I am deeply fascinated by how an oral culture retains the core of the communicative act. How can a deeply interactive framework of expression based in shared experience survive, when faced with translation into a written public sphere? The effort is characterized by the possibility and necessity of advocacy – an advocacy inclusive of disenfranchised peoples, animals, and the spirits of the land.
There is an intense practicality that resides at the core of indigenous perspectives. Across a diversity of tribal nations, policy and spirituality prove inseparable: duly informed by deep, cultivated awareness of our utter dependence on the land and ecology. Critical thinking and writing are sharpened when natural resources are understood as the contextual constant, revealing how the land determines the American cultural past and present. The constant, interactive presence of the land inescapably determines our survival, despite any tendency to remain distracted and removed from awareness of the fact.

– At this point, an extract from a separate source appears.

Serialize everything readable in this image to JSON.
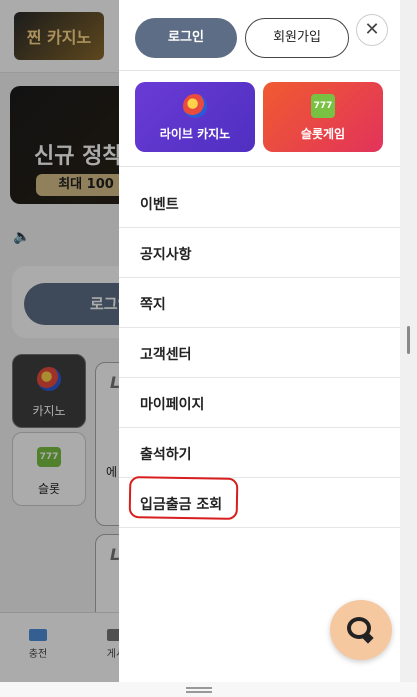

Perhaps any given act of communication is and is not grounded in “the commons,” the inescapable yet often ignored aspect of a country as the actual, tangible, living places that enable shared experience.